(Capsicum annuum - Capscum baccatum) - Domesticated by Indigenous farmers in the American tropics, peppers have been cultivated there for at least 7,000 years. They've really gotten around in the millennia since, and were enthusiastically adopted into cuisines as diverse as Sichuan and Hungarian. We're offering several dozen varieties that have proven to thrive outdoors in our Atlantic Canada growing season.
Growing: Peppers are a plant of warm climates, which means for us in the north we have to start them early and ideally also protect them in the fall.
I aim to start my seeds early March.
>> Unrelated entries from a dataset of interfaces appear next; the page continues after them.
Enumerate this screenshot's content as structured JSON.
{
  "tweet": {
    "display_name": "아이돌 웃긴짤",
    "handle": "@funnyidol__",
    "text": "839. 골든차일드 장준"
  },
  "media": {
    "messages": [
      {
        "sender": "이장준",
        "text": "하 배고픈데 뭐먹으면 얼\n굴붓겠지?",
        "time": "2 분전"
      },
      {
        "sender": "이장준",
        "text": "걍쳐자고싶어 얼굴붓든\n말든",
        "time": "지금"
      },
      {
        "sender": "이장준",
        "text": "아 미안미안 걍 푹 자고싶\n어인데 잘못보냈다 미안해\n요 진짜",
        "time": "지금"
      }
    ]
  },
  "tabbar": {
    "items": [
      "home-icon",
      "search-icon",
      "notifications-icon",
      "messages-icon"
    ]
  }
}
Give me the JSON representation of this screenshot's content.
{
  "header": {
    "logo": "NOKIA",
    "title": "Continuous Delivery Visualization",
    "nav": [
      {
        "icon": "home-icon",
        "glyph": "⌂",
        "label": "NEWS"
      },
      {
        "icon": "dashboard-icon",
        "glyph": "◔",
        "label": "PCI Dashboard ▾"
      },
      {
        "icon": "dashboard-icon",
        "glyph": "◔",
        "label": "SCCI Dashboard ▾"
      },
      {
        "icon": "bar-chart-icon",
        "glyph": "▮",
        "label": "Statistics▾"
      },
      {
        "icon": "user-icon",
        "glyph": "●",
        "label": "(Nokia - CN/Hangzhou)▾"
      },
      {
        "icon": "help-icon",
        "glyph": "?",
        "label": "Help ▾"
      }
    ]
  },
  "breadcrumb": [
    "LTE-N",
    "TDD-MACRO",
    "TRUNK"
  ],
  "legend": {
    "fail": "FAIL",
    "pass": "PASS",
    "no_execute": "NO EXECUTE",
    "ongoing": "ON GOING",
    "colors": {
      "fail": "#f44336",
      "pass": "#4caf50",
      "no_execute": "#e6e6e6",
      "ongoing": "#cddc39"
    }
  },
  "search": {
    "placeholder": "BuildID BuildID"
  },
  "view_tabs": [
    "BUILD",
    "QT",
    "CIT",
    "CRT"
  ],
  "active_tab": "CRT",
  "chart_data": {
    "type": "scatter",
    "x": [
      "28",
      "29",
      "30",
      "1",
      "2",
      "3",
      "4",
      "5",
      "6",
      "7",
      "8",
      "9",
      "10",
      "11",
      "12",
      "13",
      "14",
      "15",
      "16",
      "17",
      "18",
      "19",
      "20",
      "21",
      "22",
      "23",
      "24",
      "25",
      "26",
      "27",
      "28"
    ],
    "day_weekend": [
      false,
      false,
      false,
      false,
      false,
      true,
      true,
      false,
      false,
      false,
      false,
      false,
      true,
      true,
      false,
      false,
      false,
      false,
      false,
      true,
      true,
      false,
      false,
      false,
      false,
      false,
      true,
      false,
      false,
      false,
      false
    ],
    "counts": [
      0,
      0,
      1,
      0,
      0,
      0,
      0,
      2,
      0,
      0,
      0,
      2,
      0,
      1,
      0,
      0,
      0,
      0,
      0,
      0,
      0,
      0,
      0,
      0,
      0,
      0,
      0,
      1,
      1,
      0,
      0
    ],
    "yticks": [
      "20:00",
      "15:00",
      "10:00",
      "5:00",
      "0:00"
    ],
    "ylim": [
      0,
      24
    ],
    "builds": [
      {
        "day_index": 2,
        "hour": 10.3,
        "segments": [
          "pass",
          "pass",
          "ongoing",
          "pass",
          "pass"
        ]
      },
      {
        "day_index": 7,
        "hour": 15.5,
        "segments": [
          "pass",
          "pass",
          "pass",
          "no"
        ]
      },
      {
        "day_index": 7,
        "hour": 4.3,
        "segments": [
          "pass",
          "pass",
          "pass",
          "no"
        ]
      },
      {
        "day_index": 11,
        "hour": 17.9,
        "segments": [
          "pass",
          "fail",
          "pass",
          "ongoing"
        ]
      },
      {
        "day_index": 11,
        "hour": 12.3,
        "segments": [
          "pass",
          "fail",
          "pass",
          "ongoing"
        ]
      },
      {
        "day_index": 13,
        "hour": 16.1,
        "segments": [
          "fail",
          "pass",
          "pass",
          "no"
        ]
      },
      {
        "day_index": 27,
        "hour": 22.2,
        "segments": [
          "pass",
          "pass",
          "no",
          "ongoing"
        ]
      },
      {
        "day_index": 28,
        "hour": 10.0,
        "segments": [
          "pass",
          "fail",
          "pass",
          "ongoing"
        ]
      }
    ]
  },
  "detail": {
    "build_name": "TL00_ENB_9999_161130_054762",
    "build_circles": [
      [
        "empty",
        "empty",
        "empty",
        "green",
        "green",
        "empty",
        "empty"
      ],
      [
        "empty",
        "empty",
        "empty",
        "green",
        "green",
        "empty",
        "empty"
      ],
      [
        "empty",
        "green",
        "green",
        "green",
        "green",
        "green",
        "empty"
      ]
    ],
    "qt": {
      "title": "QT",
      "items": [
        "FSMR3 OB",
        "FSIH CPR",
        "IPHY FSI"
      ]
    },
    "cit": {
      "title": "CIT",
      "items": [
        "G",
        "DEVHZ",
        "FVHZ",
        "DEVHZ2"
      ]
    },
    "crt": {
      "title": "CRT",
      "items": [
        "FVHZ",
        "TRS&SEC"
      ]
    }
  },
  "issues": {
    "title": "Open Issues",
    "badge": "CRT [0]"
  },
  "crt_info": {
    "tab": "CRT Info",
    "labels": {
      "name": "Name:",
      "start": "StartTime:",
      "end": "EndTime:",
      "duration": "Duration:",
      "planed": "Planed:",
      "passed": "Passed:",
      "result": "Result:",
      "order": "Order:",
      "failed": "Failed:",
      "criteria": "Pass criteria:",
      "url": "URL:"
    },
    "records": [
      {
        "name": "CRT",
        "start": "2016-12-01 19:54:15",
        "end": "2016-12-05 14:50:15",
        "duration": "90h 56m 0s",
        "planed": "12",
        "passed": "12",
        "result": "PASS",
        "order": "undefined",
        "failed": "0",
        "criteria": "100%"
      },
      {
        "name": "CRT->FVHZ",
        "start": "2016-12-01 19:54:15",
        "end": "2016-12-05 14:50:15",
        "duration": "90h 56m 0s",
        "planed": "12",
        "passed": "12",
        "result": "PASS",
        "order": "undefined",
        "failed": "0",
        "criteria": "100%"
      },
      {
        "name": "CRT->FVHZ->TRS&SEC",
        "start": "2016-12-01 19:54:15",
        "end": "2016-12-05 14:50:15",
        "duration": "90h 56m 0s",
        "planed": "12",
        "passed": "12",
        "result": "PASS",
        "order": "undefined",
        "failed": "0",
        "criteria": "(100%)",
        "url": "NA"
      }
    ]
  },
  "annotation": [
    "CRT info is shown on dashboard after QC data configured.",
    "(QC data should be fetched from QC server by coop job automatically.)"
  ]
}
I use heat mats while germinating (which can be slow, extra heat helps the process along) and then grow lights as they develop. Your sunniest window can be an option instead, but I find a bit of supplemental light makes a positive impact for them.
Transplant out after the risk of frost (early June for us). They appreciate full sun and fertile soil.
In September the plants should be covered in fruit. Peppers often reach their peak just as the first fall frosts arrive. I like to keep a collection of plastic sheets and tarps handy to quickly cover my rows on nights when temps are meant to drop. Keeping them protected on those initial frosty nights can extend the harvest well into October.